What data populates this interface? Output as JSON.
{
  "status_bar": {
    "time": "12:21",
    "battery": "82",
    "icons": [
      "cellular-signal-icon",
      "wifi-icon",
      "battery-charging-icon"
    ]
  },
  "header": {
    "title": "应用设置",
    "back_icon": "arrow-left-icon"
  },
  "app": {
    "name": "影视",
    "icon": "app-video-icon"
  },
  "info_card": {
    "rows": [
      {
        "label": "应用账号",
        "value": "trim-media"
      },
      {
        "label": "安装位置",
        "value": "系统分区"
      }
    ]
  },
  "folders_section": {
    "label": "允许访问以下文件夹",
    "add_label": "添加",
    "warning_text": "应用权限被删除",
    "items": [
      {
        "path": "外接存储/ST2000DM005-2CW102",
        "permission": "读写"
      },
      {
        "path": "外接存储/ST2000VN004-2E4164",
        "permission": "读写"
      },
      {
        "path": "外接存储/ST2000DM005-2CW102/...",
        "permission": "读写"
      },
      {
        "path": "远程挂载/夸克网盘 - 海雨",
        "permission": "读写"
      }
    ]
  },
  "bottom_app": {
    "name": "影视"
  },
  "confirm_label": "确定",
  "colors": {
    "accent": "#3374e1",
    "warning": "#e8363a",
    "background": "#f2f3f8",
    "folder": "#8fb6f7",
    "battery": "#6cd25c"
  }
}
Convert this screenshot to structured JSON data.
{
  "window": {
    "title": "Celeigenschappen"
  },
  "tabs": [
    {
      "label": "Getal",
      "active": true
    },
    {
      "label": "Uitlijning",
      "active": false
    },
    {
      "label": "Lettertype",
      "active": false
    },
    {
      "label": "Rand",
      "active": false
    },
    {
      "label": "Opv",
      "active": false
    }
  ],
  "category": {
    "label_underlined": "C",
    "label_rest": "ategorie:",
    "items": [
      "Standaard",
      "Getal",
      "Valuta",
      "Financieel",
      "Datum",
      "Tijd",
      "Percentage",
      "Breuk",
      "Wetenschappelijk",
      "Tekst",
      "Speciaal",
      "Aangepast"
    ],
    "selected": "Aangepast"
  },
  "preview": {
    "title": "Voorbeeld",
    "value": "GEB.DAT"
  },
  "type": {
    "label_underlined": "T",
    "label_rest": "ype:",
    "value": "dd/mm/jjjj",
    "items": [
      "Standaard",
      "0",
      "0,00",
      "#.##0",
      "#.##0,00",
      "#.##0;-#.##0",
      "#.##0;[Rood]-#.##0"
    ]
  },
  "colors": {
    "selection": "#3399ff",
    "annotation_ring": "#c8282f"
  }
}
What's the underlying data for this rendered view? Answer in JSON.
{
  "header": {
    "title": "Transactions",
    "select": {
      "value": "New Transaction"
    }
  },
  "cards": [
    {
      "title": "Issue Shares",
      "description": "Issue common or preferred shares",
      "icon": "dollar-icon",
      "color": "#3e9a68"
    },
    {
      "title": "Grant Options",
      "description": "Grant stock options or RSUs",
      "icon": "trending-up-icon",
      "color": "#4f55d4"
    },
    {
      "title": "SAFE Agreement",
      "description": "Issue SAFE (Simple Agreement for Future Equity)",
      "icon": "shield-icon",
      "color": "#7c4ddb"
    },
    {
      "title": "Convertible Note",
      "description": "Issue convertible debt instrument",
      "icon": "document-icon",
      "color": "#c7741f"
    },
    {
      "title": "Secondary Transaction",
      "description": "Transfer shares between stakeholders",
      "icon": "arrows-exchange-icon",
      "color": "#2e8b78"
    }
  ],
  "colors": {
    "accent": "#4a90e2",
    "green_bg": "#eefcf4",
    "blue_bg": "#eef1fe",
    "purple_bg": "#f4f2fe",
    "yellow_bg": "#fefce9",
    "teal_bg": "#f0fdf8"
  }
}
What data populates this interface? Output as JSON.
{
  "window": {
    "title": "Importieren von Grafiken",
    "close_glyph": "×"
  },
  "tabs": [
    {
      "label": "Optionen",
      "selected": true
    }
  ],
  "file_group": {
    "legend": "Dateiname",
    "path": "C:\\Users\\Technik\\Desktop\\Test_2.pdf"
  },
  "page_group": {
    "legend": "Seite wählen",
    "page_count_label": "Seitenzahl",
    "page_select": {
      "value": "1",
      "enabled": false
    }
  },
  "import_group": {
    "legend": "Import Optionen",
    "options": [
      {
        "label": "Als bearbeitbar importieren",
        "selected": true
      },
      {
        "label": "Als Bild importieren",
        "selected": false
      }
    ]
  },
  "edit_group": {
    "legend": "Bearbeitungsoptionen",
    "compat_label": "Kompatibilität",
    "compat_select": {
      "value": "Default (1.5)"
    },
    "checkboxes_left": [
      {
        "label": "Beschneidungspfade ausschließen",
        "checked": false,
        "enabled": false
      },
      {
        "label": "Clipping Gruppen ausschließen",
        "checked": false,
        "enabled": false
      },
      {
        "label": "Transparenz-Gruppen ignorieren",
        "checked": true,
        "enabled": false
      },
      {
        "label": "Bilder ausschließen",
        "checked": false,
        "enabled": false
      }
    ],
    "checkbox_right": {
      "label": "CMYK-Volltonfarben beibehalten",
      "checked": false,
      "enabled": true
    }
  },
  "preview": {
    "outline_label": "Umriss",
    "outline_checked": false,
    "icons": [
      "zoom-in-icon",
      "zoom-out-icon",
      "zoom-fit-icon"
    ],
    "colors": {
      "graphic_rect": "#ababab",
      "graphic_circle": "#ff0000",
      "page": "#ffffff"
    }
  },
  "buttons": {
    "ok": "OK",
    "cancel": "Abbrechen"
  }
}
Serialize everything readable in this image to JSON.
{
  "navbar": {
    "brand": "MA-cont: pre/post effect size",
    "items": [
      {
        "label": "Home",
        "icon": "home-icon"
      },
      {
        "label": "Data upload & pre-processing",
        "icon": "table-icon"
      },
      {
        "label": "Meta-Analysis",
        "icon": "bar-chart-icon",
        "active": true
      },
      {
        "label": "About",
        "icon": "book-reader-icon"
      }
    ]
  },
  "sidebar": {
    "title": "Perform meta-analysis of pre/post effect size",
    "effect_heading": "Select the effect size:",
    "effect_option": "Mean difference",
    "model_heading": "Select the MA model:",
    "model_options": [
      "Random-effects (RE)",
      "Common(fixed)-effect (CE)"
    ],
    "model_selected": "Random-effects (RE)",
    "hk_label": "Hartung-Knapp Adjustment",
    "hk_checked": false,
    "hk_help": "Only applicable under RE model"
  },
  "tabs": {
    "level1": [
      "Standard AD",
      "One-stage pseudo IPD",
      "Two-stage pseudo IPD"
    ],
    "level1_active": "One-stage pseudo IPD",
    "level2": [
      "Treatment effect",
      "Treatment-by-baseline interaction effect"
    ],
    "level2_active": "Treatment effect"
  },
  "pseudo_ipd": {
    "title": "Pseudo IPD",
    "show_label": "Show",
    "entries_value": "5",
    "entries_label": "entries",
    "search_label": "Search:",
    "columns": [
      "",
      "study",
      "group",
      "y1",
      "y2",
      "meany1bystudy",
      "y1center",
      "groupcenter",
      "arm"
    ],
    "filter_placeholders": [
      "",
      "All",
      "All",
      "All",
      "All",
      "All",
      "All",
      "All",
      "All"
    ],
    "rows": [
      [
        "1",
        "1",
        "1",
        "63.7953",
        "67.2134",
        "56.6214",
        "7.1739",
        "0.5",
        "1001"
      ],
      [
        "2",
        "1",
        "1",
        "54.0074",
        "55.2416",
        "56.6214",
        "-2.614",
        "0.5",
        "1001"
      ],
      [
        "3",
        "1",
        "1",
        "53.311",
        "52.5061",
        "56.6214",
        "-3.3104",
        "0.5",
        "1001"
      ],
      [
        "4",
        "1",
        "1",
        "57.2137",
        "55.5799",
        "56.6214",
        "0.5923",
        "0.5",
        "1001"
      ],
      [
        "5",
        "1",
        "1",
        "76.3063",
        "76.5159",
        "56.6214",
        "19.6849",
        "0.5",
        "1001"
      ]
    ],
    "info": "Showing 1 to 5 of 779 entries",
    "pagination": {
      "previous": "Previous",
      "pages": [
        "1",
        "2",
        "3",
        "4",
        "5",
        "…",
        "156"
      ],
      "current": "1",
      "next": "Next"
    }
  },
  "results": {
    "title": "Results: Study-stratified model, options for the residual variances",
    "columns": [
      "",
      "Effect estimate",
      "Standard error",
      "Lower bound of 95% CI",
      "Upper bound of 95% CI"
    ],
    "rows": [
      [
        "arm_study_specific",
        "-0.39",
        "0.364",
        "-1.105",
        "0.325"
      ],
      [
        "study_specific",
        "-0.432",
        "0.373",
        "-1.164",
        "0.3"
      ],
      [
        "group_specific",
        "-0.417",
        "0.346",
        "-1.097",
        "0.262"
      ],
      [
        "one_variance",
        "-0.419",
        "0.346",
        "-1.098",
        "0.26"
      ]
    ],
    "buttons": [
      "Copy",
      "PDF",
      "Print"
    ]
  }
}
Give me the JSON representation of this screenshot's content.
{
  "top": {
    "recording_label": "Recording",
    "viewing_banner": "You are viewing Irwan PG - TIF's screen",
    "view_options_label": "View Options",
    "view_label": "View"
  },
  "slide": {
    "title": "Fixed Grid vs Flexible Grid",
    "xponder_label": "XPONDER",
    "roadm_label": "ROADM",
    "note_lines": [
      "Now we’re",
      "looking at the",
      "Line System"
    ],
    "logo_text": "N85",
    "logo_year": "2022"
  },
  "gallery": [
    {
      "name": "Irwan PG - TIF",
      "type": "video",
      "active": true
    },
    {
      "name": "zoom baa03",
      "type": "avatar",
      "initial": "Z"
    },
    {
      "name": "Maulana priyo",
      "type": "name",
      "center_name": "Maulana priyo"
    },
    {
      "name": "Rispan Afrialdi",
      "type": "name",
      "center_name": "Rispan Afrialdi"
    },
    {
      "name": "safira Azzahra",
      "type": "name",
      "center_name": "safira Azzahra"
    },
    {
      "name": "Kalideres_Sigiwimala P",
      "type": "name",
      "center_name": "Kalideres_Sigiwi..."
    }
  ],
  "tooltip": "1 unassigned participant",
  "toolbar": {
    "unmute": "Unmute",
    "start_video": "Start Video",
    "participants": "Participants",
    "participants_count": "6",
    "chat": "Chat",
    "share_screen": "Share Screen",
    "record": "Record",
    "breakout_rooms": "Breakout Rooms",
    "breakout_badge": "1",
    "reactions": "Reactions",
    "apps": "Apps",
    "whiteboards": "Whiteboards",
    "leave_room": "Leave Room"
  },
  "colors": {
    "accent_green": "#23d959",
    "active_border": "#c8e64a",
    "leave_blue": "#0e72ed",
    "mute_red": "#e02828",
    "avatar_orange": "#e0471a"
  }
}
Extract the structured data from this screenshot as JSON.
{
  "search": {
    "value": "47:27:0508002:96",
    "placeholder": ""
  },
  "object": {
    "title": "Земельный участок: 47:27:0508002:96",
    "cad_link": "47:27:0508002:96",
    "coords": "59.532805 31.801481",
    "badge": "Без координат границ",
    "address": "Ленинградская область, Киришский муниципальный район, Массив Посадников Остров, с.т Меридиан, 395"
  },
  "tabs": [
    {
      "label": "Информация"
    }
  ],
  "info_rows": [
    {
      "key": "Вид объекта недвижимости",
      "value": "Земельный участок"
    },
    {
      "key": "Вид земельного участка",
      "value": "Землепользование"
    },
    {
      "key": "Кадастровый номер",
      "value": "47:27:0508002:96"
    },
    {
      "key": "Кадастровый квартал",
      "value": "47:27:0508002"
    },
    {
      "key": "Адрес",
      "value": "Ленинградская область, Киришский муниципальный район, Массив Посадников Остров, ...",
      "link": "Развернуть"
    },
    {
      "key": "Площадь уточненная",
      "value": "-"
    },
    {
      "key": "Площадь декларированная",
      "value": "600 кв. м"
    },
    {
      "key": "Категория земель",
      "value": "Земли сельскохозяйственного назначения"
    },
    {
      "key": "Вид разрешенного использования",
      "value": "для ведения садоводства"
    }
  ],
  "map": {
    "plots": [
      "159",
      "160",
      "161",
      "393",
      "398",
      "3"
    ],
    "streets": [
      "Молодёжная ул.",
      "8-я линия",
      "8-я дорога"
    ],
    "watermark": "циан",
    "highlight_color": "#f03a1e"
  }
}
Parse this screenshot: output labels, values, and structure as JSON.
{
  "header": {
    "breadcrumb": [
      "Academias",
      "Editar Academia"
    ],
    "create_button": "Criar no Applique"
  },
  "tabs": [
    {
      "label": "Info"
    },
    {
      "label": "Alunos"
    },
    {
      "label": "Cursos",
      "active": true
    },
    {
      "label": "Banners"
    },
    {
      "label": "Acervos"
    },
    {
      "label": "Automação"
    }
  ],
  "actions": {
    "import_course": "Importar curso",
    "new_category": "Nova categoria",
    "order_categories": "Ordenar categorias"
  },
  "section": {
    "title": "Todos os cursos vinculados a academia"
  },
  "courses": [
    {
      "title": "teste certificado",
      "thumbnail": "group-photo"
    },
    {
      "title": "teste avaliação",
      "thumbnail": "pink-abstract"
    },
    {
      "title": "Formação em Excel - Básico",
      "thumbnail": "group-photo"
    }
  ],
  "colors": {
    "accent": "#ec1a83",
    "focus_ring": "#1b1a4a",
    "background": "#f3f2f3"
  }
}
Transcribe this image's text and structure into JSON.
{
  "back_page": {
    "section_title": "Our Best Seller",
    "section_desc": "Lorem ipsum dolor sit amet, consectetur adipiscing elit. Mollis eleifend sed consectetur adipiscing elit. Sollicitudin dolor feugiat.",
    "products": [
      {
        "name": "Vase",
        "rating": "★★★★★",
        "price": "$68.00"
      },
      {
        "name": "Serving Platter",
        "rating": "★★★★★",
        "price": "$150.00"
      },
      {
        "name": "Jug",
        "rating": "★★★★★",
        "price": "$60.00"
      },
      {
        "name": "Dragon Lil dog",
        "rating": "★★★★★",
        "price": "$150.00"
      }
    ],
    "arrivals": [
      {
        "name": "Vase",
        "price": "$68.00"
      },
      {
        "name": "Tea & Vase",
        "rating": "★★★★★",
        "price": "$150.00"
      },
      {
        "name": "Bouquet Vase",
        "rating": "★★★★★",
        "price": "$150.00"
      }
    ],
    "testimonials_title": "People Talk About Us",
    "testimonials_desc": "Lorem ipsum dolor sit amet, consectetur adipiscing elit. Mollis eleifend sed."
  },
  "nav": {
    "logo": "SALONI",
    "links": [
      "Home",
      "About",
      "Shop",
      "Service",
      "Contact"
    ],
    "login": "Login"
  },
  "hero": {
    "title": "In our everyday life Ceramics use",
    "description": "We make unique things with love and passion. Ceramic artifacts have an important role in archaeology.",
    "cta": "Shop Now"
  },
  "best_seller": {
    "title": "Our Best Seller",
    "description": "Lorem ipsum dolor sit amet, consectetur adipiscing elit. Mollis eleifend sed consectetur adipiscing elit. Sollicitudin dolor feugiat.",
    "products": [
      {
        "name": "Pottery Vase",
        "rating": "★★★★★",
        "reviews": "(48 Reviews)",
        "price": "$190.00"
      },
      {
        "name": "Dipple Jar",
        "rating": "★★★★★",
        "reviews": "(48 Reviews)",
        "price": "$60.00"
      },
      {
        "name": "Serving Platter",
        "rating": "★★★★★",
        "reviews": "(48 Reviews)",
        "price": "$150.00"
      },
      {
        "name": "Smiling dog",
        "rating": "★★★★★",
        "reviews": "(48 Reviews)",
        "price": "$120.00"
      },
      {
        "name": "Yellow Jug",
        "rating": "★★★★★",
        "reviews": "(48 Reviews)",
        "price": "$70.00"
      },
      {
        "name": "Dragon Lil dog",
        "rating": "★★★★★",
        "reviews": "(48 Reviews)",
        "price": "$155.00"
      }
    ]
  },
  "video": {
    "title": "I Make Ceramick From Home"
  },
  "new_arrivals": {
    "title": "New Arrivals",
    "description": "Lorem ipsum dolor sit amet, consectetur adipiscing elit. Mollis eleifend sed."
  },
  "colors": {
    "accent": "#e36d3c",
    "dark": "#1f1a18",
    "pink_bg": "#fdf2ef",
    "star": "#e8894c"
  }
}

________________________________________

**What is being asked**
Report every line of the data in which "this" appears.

**Written solution**
What data populates this interface? Output as JSON.
Convert this screenshot to structured JSON data.
What's the underlying data for this rendered view? Answer in JSON.
What data populates this interface? Output as JSON.
Serialize everything readable in this image to JSON.
Give me the JSON representation of this screenshot's content.
Extract the structured data from this screenshot as JSON.
Parse this screenshot: output labels, values, and structure as JSON.
Transcribe this image's text and structure into JSON.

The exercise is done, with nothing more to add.